2005 Collepiano Sangrantino Arnaldo-Capri is a powerful wine in all it’s true meaning. Silly olde me always thinks Caprai’s wine comes from Basilicata, it does not. It is an Umbrian classic, and still a bit closed. Minty, juniper and wild leather (if that’s at all possible). It is a focused wine that does not hold back at all on what it is offering in the way a big red wine.
2012 Barolo Bricco Boschis Cavalotto offered mature Pinoty complexity. Truffles and tar all mixed up in a bowl of roses. Of course there is still a hint of Nebibiolo tannins on the finish, but for me a wine to drink now.
2009 Barolo Elio Altare ‘Vigneto Arborina’. A show stopper!
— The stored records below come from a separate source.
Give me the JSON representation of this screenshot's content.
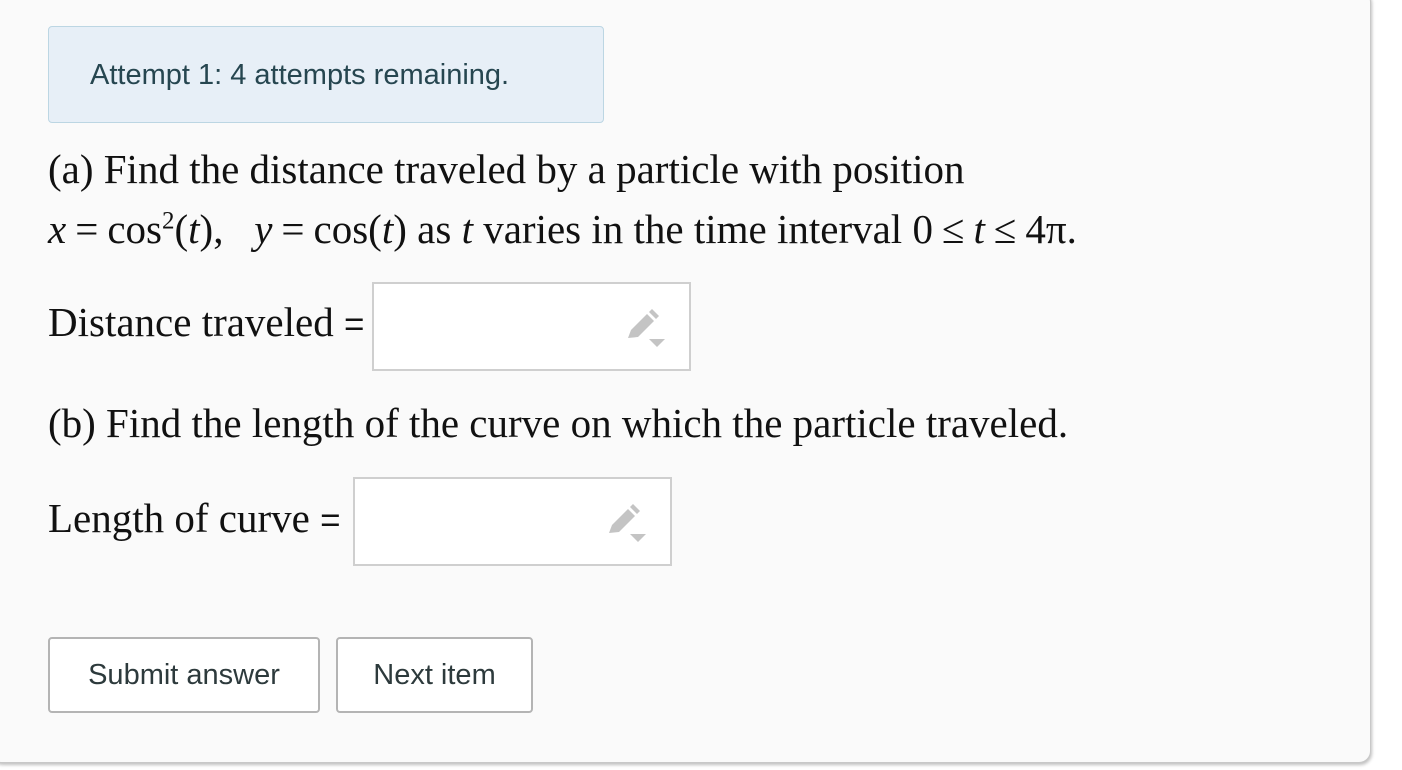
{
  "attempt_banner": "Attempt 1: 4 attempts remaining.",
  "part_a": {
    "line1": "(a) Find the distance traveled by a particle with position",
    "x_var": "x",
    "eq": "=",
    "x_func": "cos",
    "x_exp": "2",
    "open": "(",
    "t": "t",
    "close1": "),",
    "y_var": "y",
    "y_func": "cos(",
    "close2": ")",
    "as_text": "as",
    "varies_text": "varies in the time interval 0",
    "le": "≤",
    "end_text": "4π."
  },
  "distance_label": "Distance traveled",
  "length_label": "Length of curve",
  "equals_sign": "=",
  "part_b": "(b) Find the length of the curve on which the particle traveled.",
  "buttons": {
    "submit": "Submit answer",
    "next": "Next item"
  },
  "icons": {
    "answer_editor": "pencil-dropdown-icon"
  },
  "colors": {
    "banner_bg": "#e7eff7",
    "banner_text": "#264650",
    "button_border": "#b4b4b4"
  }
}
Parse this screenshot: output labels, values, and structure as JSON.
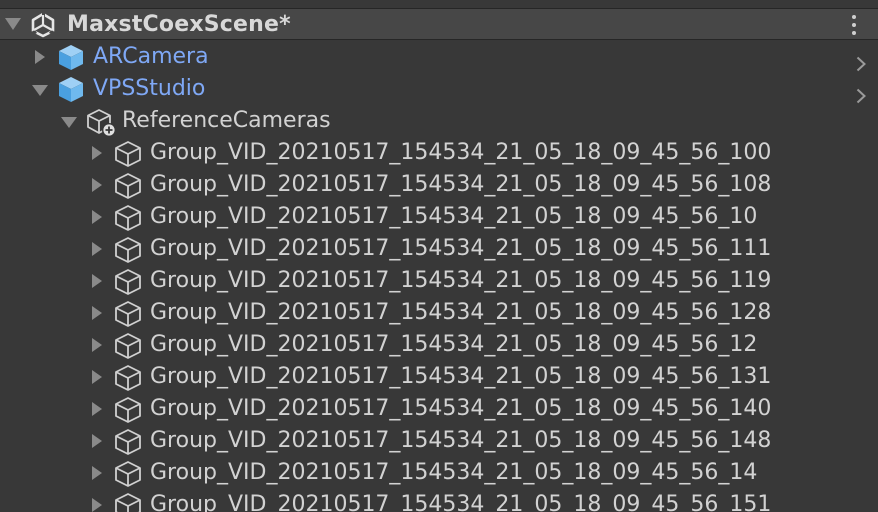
{
  "scene": {
    "name": "MaxstCoexScene*"
  },
  "prefabs": [
    {
      "label": "ARCamera",
      "expanded": false
    },
    {
      "label": "VPSStudio",
      "expanded": true
    }
  ],
  "reference_node": {
    "label": "ReferenceCameras",
    "expanded": true
  },
  "groups": [
    "Group_VID_20210517_154534_21_05_18_09_45_56_100",
    "Group_VID_20210517_154534_21_05_18_09_45_56_108",
    "Group_VID_20210517_154534_21_05_18_09_45_56_10",
    "Group_VID_20210517_154534_21_05_18_09_45_56_111",
    "Group_VID_20210517_154534_21_05_18_09_45_56_119",
    "Group_VID_20210517_154534_21_05_18_09_45_56_128",
    "Group_VID_20210517_154534_21_05_18_09_45_56_12",
    "Group_VID_20210517_154534_21_05_18_09_45_56_131",
    "Group_VID_20210517_154534_21_05_18_09_45_56_140",
    "Group_VID_20210517_154534_21_05_18_09_45_56_148",
    "Group_VID_20210517_154534_21_05_18_09_45_56_14",
    "Group_VID_20210517_154534_21_05_18_09_45_56_151"
  ],
  "colors": {
    "background": "#383838",
    "scene_header": "#474747",
    "text": "#d2d2d2",
    "prefab_text": "#7fa8f5",
    "prefab_icon": "#5aa9e6",
    "arrow": "#8a8a8a"
  }
}
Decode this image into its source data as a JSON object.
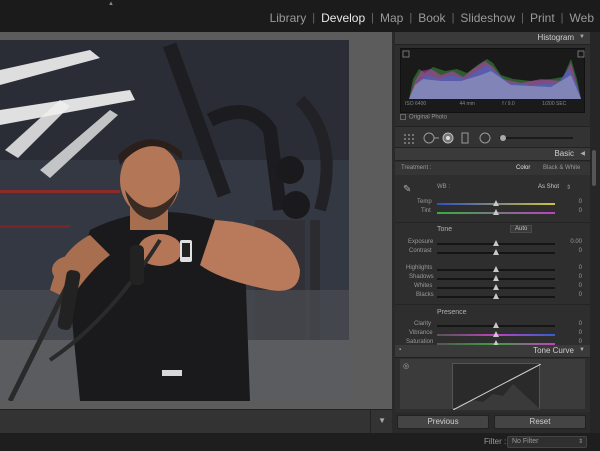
{
  "modules": [
    "Library",
    "Develop",
    "Map",
    "Book",
    "Slideshow",
    "Print",
    "Web"
  ],
  "active_module": "Develop",
  "panels": {
    "histogram": "Histogram",
    "basic": "Basic",
    "tone_curve": "Tone Curve"
  },
  "histogram_info": {
    "iso": "ISO 6400",
    "focal": "44 mm",
    "aperture": "f / 9.0",
    "shutter": "1/200 SEC"
  },
  "original_photo": "Original Photo",
  "treatment": {
    "label": "Treatment :",
    "color": "Color",
    "bw": "Black & White"
  },
  "wb": {
    "label": "WB :",
    "value": "As Shot"
  },
  "sliders_wb": [
    {
      "label": "Temp",
      "value": "0",
      "pos": 0.5
    },
    {
      "label": "Tint",
      "value": "0",
      "pos": 0.5
    }
  ],
  "tone": {
    "title": "Tone",
    "auto": "Auto"
  },
  "sliders_tone": [
    {
      "label": "Exposure",
      "value": "0.00",
      "pos": 0.5
    },
    {
      "label": "Contrast",
      "value": "0",
      "pos": 0.5
    }
  ],
  "sliders_tone2": [
    {
      "label": "Highlights",
      "value": "0",
      "pos": 0.5
    },
    {
      "label": "Shadows",
      "value": "0",
      "pos": 0.5
    },
    {
      "label": "Whites",
      "value": "0",
      "pos": 0.5
    },
    {
      "label": "Blacks",
      "value": "0",
      "pos": 0.5
    }
  ],
  "presence": {
    "title": "Presence"
  },
  "sliders_presence": [
    {
      "label": "Clarity",
      "value": "0",
      "pos": 0.5
    },
    {
      "label": "Vibrance",
      "value": "0",
      "pos": 0.5
    },
    {
      "label": "Saturation",
      "value": "0",
      "pos": 0.5
    }
  ],
  "buttons": {
    "previous": "Previous",
    "reset": "Reset"
  },
  "filter": {
    "label": "Filter :",
    "value": "No Filter"
  },
  "colors": {
    "accent_active": "#e8e8e8",
    "panel_bg": "#2e2e2e",
    "topbar_bg": "#1b1b1b"
  }
}
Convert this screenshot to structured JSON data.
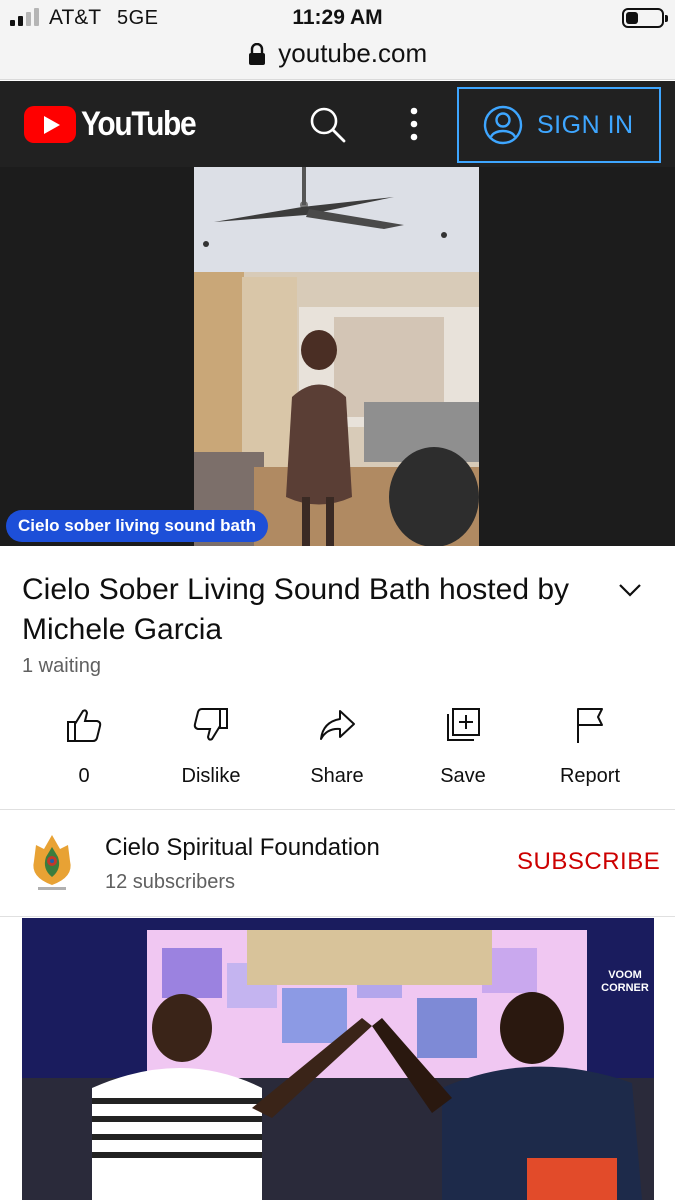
{
  "status_bar": {
    "carrier": "AT&T",
    "network": "5GE",
    "time": "11:29 AM",
    "url": "youtube.com"
  },
  "header": {
    "logo_text": "YouTube",
    "sign_in_label": "SIGN IN",
    "brand_color": "#ff0000",
    "accent_color": "#3ea6ff"
  },
  "player": {
    "caption_chip": "Cielo sober living sound bath"
  },
  "video": {
    "title": "Cielo Sober Living Sound Bath hosted by Michele Garcia",
    "status": "1 waiting"
  },
  "actions": {
    "like_count": "0",
    "dislike_label": "Dislike",
    "share_label": "Share",
    "save_label": "Save",
    "report_label": "Report"
  },
  "channel": {
    "name": "Cielo Spiritual Foundation",
    "subscribers": "12 subscribers",
    "subscribe_label": "SUBSCRIBE",
    "subscribe_color": "#cc0000"
  },
  "next_video": {
    "badge_text": "VOOM CORNER"
  }
}
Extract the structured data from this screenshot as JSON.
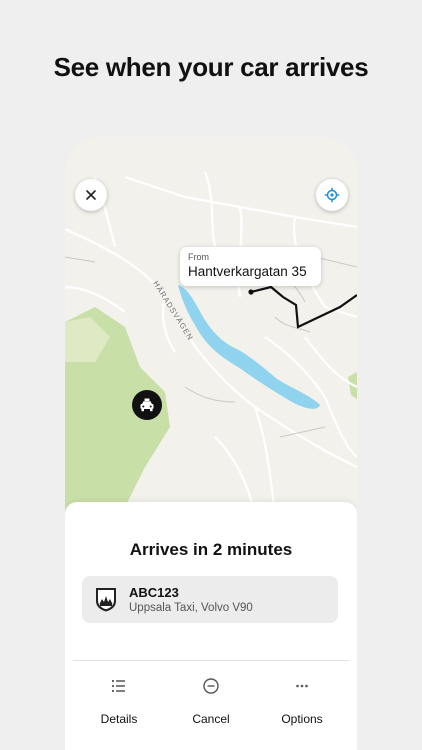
{
  "headline": "See when your car arrives",
  "map": {
    "road_label": "HÄRADSVÄGEN",
    "pickup": {
      "from_label": "From",
      "address": "Hantverkargatan 35"
    },
    "icons": {
      "close": "close-icon",
      "locate": "locate-icon",
      "taxi": "taxi-icon"
    }
  },
  "sheet": {
    "status": "Arrives in 2 minutes",
    "car": {
      "plate": "ABC123",
      "description": "Uppsala Taxi, Volvo V90",
      "logo": "taxi-company-logo"
    },
    "actions": [
      {
        "label": "Details",
        "icon": "list-icon"
      },
      {
        "label": "Cancel",
        "icon": "minus-circle-icon"
      },
      {
        "label": "Options",
        "icon": "more-icon"
      }
    ]
  },
  "colors": {
    "water": "#8fd3ee",
    "park": "#c9dfa8",
    "land": "#f2f1ec",
    "route": "#111111"
  }
}
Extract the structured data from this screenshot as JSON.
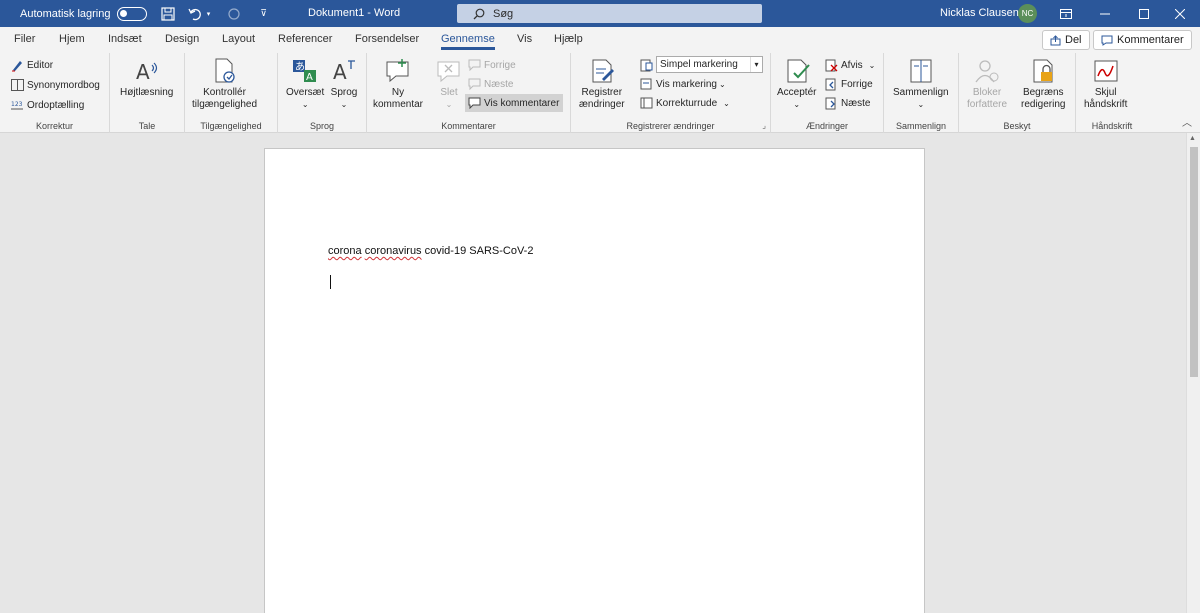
{
  "titlebar": {
    "autosave_label": "Automatisk lagring",
    "document_title": "Dokument1  -  Word",
    "search_placeholder": "Søg",
    "user_name": "Nicklas Clausen",
    "user_initials": "NC"
  },
  "tabs": [
    "Filer",
    "Hjem",
    "Indsæt",
    "Design",
    "Layout",
    "Referencer",
    "Forsendelser",
    "Gennemse",
    "Vis",
    "Hjælp"
  ],
  "active_tab": "Gennemse",
  "share": {
    "del_label": "Del",
    "comments_label": "Kommentarer"
  },
  "ribbon": {
    "korrektur": {
      "label": "Korrektur",
      "editor": "Editor",
      "synonym": "Synonymordbog",
      "wordcount": "Ordoptælling"
    },
    "tale": {
      "label": "Tale",
      "read_aloud": "Højtlæsning"
    },
    "access": {
      "label": "Tilgængelighed",
      "line1": "Kontrollér",
      "line2": "tilgængelighed"
    },
    "sprog": {
      "label": "Sprog",
      "translate": "Oversæt",
      "language": "Sprog"
    },
    "kommentarer": {
      "label": "Kommentarer",
      "new_line1": "Ny",
      "new_line2": "kommentar",
      "delete": "Slet",
      "previous": "Forrige",
      "next": "Næste",
      "show": "Vis kommentarer"
    },
    "track": {
      "label": "Registrerer ændringer",
      "reg_line1": "Registrer",
      "reg_line2": "ændringer",
      "markup_select": "Simpel markering",
      "show_markup": "Vis markering",
      "review_pane": "Korrekturrude"
    },
    "changes": {
      "label": "Ændringer",
      "accept": "Acceptér",
      "reject": "Afvis",
      "previous": "Forrige",
      "next": "Næste"
    },
    "compare": {
      "label": "Sammenlign",
      "compare": "Sammenlign"
    },
    "protect": {
      "label": "Beskyt",
      "block_line1": "Bloker",
      "block_line2": "forfattere",
      "restrict_line1": "Begræns",
      "restrict_line2": "redigering"
    },
    "ink": {
      "label": "Håndskrift",
      "hide_line1": "Skjul",
      "hide_line2": "håndskrift"
    }
  },
  "document": {
    "words": [
      "corona",
      "coronavirus",
      "covid-19",
      "SARS-CoV-2"
    ]
  },
  "colors": {
    "accent": "#2b579a",
    "spell_error": "#d13438"
  }
}
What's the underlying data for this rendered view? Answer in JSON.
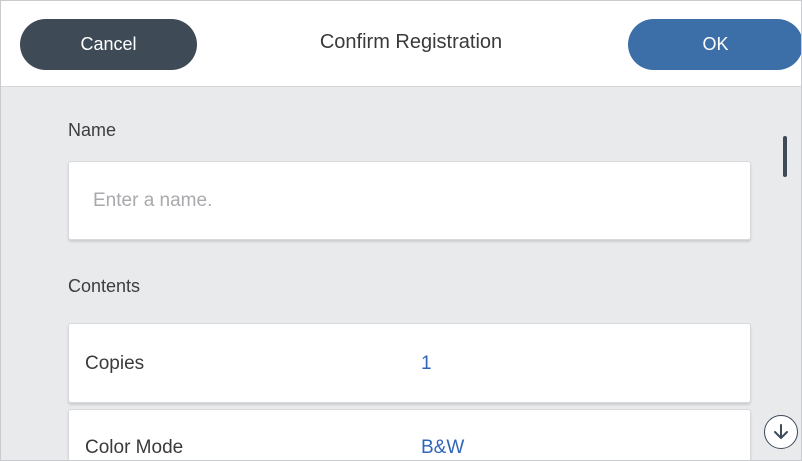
{
  "header": {
    "cancel_label": "Cancel",
    "title": "Confirm Registration",
    "ok_label": "OK"
  },
  "name_section": {
    "label": "Name",
    "input_value": "",
    "placeholder": "Enter a name."
  },
  "contents_section": {
    "label": "Contents",
    "rows": [
      {
        "label": "Copies",
        "value": "1"
      },
      {
        "label": "Color Mode",
        "value": "B&W"
      }
    ]
  },
  "icons": {
    "scroll_down": "arrow-down-circle-icon"
  },
  "colors": {
    "cancel_bg": "#3f4a57",
    "ok_bg": "#3c6ea8",
    "value_text": "#2f66b8",
    "page_bg": "#e9eaec"
  }
}
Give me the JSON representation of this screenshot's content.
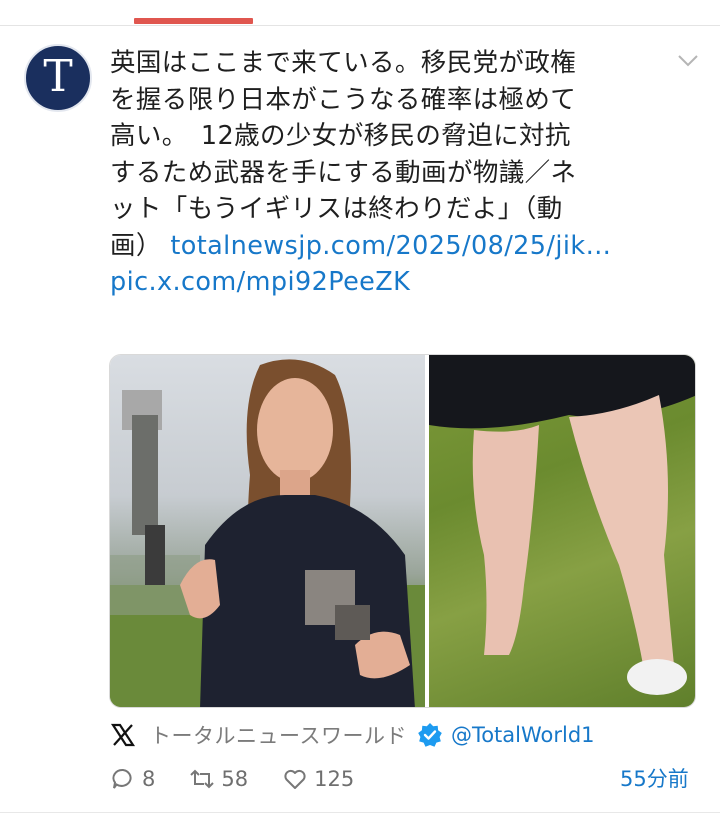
{
  "account": {
    "avatar_letter": "T",
    "display_name": "トータルニュースワールド",
    "handle": "@TotalWorld1",
    "avatar_color": "#1a2f5e",
    "verified_color": "#1d9bf0"
  },
  "tweet": {
    "lines": [
      "英国はここまで来ている。移民党が政権",
      "を握る限り日本がこうなる確率は極めて",
      "高い。　12歳の少女が移民の脅迫に対抗",
      "するため武器を手にする動画が物議／ネ",
      "ット「もうイギリスは終わりだよ」（動"
    ],
    "line6_text": "画）",
    "link_url": "totalnewsjp.com/2025/08/25/jik…",
    "pic_link": "pic.x.com/mpi92PeeZK",
    "link_color": "#1778c9"
  },
  "media": {
    "left_image": "girl-holding-blurred-object-photo",
    "right_image": "legs-on-grass-photo"
  },
  "stats": {
    "replies": "8",
    "retweets": "58",
    "likes": "125",
    "time": "55分前"
  },
  "icons": {
    "more": "chevron-down-icon",
    "x_logo": "x-logo-icon",
    "verified": "verified-badge-icon",
    "reply": "reply-icon",
    "retweet": "retweet-icon",
    "like": "heart-icon"
  },
  "accent": "#e0564f"
}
Delicious, intense, grippy and extremely well made. Cherry blossom nose gives this wine the purity of one of the great Barolos, and from a super vintage. The wine of the evening, without doubt. First tasted in the ‘en primeur’ 2009 Barolo tasting in London, 2012. It just gets better and better, and now almost 10 years old.
After Altare’s masterpiece the poor old Amarone from Tommasi did not really have a chance.
But we tasted, with a mature cheeseboard on hand, the 2008 Amarone Tommasi (Corvina Veronese 50%, Rondinella 30%, Corvinone 15% and Oseleta 5%) and 2008 Amarone Ca’Floria Tommasi side by side. Ca’Floria is made up of 75% Corvina Veronese, 15% Corvinone and 10% Rondinella. Both show Valpolicella elegance. Chocolaty, balmy balsamic notes with Black Forest gâteaux fruit. Very old style and both in their way showing the complexities of good Valpolicella.
The ‘administration’ then retired, and the consigliere has made another date, for us to confirm, for our next bit of garbage business. I have made an Omertà not to share with you as yet, the date, the place of the going down.
Mum’s the word.